A word-for-word restatement of the data is what is needed.

DATA PROVIDED
● ● ● ●

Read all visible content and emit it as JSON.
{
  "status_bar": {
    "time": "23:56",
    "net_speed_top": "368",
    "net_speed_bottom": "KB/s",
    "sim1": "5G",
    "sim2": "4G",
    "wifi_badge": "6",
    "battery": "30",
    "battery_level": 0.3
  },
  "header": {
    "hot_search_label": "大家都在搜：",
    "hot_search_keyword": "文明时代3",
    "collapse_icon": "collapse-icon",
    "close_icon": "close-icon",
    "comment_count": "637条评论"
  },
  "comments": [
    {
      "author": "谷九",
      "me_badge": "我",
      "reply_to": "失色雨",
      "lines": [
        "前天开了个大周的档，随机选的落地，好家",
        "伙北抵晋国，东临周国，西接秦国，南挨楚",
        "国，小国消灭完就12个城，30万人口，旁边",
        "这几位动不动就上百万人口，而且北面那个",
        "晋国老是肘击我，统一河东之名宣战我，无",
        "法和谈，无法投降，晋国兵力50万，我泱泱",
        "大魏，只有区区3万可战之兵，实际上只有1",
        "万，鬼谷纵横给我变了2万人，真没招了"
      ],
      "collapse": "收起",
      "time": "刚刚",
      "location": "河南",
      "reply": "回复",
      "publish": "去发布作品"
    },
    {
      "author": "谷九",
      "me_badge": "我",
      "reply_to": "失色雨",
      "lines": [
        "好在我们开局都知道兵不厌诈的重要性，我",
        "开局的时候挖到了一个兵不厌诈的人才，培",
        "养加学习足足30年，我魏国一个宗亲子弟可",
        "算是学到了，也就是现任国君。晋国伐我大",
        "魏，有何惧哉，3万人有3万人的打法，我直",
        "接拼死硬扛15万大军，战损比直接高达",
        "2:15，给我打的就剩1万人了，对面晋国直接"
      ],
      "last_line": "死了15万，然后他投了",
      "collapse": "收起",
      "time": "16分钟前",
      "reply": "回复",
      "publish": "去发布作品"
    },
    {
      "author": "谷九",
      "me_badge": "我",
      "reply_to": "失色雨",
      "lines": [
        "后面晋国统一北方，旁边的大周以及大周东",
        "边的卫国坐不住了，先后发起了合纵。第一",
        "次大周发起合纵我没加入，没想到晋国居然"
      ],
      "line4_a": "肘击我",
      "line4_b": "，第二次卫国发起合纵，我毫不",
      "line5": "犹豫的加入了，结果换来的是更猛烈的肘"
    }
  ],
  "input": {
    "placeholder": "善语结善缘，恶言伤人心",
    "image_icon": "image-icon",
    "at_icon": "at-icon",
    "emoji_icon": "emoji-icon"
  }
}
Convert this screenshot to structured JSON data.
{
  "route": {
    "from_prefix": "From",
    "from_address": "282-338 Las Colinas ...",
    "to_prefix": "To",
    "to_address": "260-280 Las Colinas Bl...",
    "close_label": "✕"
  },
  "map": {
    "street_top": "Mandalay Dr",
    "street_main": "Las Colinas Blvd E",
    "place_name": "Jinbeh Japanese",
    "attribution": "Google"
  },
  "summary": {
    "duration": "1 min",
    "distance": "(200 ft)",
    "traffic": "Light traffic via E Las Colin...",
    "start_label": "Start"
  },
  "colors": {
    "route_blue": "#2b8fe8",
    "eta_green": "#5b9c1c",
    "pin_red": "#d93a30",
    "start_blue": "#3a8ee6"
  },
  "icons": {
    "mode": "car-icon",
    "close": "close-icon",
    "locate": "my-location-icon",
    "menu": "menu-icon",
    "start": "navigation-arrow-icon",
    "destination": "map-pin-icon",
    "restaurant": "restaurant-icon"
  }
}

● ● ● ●

EXERCISE RESPONSE
Read all visible content and emit it as JSON.
{
  "status_bar": {
    "time": "23:56",
    "net_speed_top": "368",
    "net_speed_bottom": "KB/s",
    "sim1": "5G",
    "sim2": "4G",
    "wifi_badge": "6",
    "battery": "30",
    "battery_level": 0.3
  },
  "header": {
    "hot_search_label": "大家都在搜：",
    "hot_search_keyword": "文明时代3",
    "collapse_icon": "collapse-icon",
    "close_icon": "close-icon",
    "comment_count": "637条评论"
  },
  "comments": [
    {
      "author": "谷九",
      "me_badge": "我",
      "reply_to": "失色雨",
      "lines": [
        "前天开了个大周的档，随机选的落地，好家",
        "伙北抵晋国，东临周国，西接秦国，南挨楚",
        "国，小国消灭完就12个城，30万人口，旁边",
        "这几位动不动就上百万人口，而且北面那个",
        "晋国老是肘击我，统一河东之名宣战我，无",
        "法和谈，无法投降，晋国兵力50万，我泱泱",
        "大魏，只有区区3万可战之兵，实际上只有1",
        "万，鬼谷纵横给我变了2万人，真没招了"
      ],
      "collapse": "收起",
      "time": "刚刚",
      "location": "河南",
      "reply": "回复",
      "publish": "去发布作品"
    },
    {
      "author": "谷九",
      "me_badge": "我",
      "reply_to": "失色雨",
      "lines": [
        "好在我们开局都知道兵不厌诈的重要性，我",
        "开局的时候挖到了一个兵不厌诈的人才，培",
        "养加学习足足30年，我魏国一个宗亲子弟可",
        "算是学到了，也就是现任国君。晋国伐我大",
        "魏，有何惧哉，3万人有3万人的打法，我直",
        "接拼死硬扛15万大军，战损比直接高达",
        "2:15，给我打的就剩1万人了，对面晋国直接"
      ],
      "last_line": "死了15万，然后他投了",
      "collapse": "收起",
      "time": "16分钟前",
      "reply": "回复",
      "publish": "去发布作品"
    },
    {
      "author": "谷九",
      "me_badge": "我",
      "reply_to": "失色雨",
      "lines": [
        "后面晋国统一北方，旁边的大周以及大周东",
        "边的卫国坐不住了，先后发起了合纵。第一",
        "次大周发起合纵我没加入，没想到晋国居然"
      ],
      "line4_a": "肘击我",
      "line4_b": "，第二次卫国发起合纵，我毫不",
      "line5": "犹豫的加入了，结果换来的是更猛烈的肘"
    }
  ],
  "input": {
    "placeholder": "善语结善缘，恶言伤人心",
    "image_icon": "image-icon",
    "at_icon": "at-icon",
    "emoji_icon": "emoji-icon"
  }
}
Convert this screenshot to structured JSON data.
{
  "route": {
    "from_prefix": "From",
    "from_address": "282-338 Las Colinas ...",
    "to_prefix": "To",
    "to_address": "260-280 Las Colinas Bl...",
    "close_label": "✕"
  },
  "map": {
    "street_top": "Mandalay Dr",
    "street_main": "Las Colinas Blvd E",
    "place_name": "Jinbeh Japanese",
    "attribution": "Google"
  },
  "summary": {
    "duration": "1 min",
    "distance": "(200 ft)",
    "traffic": "Light traffic via E Las Colin...",
    "start_label": "Start"
  },
  "colors": {
    "route_blue": "#2b8fe8",
    "eta_green": "#5b9c1c",
    "pin_red": "#d93a30",
    "start_blue": "#3a8ee6"
  },
  "icons": {
    "mode": "car-icon",
    "close": "close-icon",
    "locate": "my-location-icon",
    "menu": "menu-icon",
    "start": "navigation-arrow-icon",
    "destination": "map-pin-icon",
    "restaurant": "restaurant-icon"
  }
}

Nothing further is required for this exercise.